-- Extracted records follows --
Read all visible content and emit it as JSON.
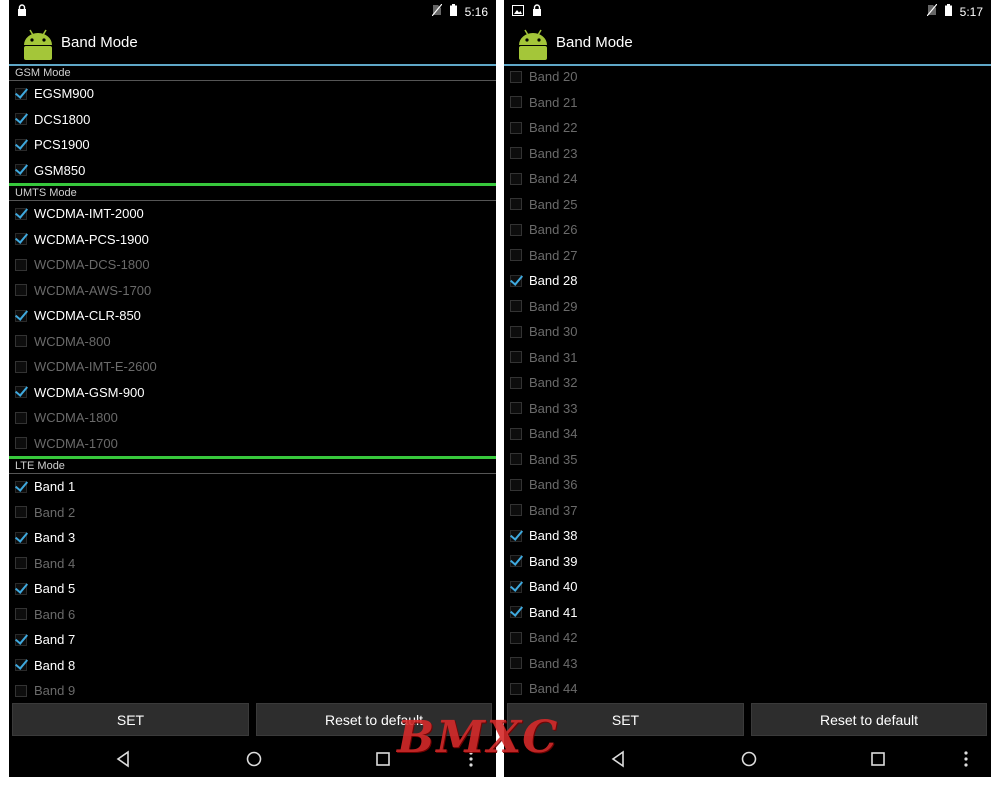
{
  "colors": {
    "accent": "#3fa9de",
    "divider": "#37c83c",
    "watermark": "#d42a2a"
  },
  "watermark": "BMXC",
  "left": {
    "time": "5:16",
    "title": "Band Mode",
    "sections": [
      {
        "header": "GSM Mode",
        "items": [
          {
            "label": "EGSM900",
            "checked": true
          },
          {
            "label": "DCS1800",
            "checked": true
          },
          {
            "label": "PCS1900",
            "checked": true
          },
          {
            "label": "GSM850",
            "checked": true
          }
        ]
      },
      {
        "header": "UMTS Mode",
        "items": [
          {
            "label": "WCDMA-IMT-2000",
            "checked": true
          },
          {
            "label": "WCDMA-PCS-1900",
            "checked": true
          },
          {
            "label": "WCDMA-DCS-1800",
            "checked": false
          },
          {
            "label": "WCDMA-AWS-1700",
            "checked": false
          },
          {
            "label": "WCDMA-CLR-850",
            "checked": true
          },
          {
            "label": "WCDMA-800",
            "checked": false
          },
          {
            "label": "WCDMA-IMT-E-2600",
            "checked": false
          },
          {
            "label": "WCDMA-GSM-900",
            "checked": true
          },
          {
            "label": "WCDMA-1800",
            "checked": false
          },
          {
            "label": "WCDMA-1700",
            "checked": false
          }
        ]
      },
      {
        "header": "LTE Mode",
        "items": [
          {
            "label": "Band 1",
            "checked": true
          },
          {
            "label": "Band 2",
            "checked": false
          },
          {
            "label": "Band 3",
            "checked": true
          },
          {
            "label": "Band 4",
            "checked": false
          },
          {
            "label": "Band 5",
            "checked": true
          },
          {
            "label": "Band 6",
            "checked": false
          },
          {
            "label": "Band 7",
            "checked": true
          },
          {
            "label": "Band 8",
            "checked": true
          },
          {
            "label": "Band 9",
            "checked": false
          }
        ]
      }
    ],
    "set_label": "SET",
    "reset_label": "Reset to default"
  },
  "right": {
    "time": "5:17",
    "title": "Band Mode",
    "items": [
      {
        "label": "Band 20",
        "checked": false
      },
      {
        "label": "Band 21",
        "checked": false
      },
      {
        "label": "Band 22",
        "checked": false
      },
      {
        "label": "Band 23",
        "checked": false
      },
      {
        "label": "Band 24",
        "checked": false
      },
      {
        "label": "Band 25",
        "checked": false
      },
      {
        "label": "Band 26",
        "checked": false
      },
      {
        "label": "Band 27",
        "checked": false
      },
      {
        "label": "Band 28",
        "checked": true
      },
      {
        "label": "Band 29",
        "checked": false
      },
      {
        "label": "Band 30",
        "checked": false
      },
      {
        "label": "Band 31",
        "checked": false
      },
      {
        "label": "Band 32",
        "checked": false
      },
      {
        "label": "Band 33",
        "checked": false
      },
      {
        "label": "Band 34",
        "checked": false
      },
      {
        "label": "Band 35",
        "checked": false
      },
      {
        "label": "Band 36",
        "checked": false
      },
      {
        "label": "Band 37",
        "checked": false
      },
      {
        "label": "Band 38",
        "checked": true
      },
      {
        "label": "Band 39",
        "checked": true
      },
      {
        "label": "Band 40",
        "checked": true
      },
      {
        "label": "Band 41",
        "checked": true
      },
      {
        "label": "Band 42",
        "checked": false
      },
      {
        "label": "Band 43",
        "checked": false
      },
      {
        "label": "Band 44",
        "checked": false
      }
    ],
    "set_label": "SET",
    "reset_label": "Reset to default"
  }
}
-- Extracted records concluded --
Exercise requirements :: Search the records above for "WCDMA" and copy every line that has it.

Output of the task ::
            "label": "WCDMA-IMT-2000",
            "label": "WCDMA-PCS-1900",
            "label": "WCDMA-DCS-1800",
            "label": "WCDMA-AWS-1700",
            "label": "WCDMA-CLR-850",
            "label": "WCDMA-800",
            "label": "WCDMA-IMT-E-2600",
            "label": "WCDMA-GSM-900",
            "label": "WCDMA-1800",
            "label": "WCDMA-1700",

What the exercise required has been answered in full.